━━ Material provided ━━
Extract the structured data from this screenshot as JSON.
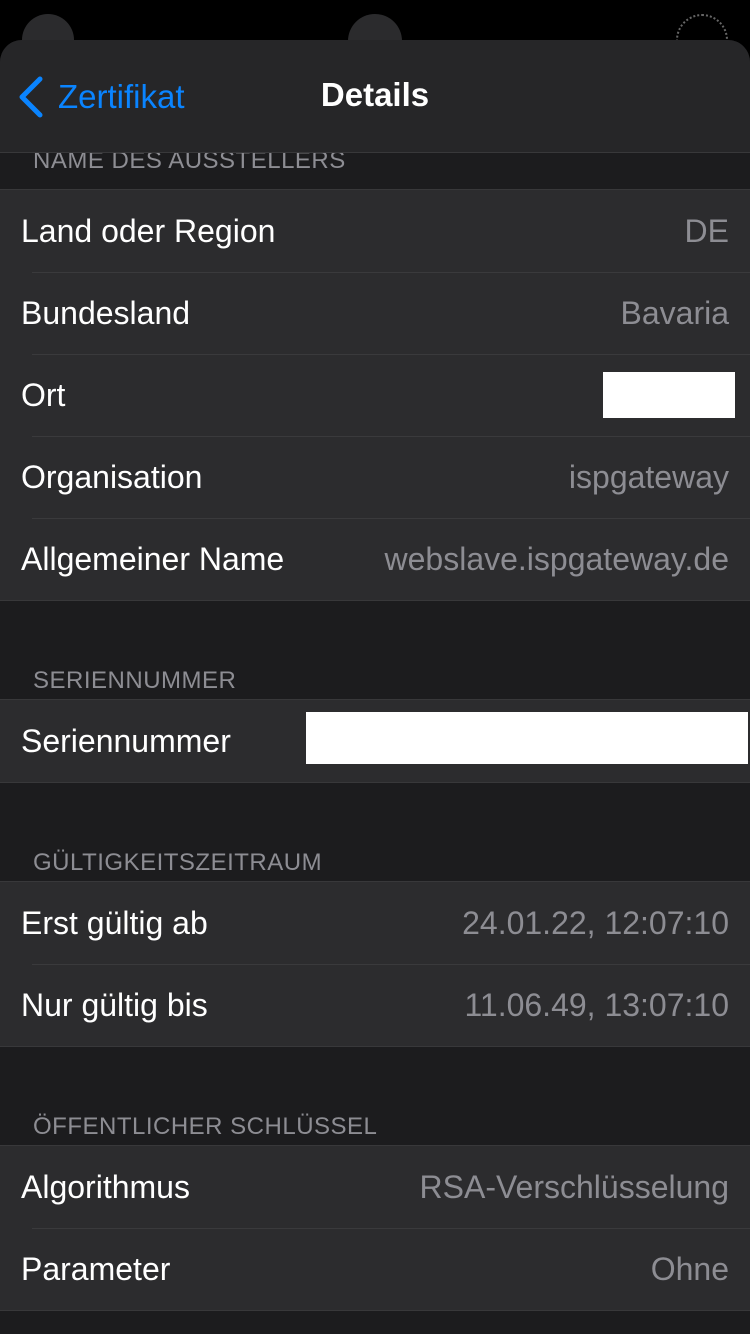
{
  "nav": {
    "back_label": "Zertifikat",
    "title": "Details"
  },
  "sections": {
    "issuer": {
      "header": "NAME DES AUSSTELLERS",
      "rows": [
        {
          "label": "Land oder Region",
          "value": "DE"
        },
        {
          "label": "Bundesland",
          "value": "Bavaria"
        },
        {
          "label": "Ort",
          "value": ""
        },
        {
          "label": "Organisation",
          "value": "ispgateway"
        },
        {
          "label": "Allgemeiner Name",
          "value": "webslave.ispgateway.de"
        }
      ]
    },
    "serial": {
      "header": "SERIENNUMMER",
      "rows": [
        {
          "label": "Seriennummer",
          "value": ""
        }
      ]
    },
    "validity": {
      "header": "GÜLTIGKEITSZEITRAUM",
      "rows": [
        {
          "label": "Erst gültig ab",
          "value": "24.01.22, 12:07:10"
        },
        {
          "label": "Nur gültig bis",
          "value": "11.06.49, 13:07:10"
        }
      ]
    },
    "public_key": {
      "header": "ÖFFENTLICHER SCHLÜSSEL",
      "rows": [
        {
          "label": "Algorithmus",
          "value": "RSA-Verschlüsselung"
        },
        {
          "label": "Parameter",
          "value": "Ohne"
        }
      ]
    }
  },
  "colors": {
    "accent": "#0a84ff",
    "background": "#1c1c1e",
    "cell": "#2c2c2e",
    "secondary_text": "#8d8d93"
  }
}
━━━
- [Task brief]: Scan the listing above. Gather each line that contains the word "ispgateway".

- [Response area]:
          "value": "ispgateway"
          "value": "webslave.ispgateway.de"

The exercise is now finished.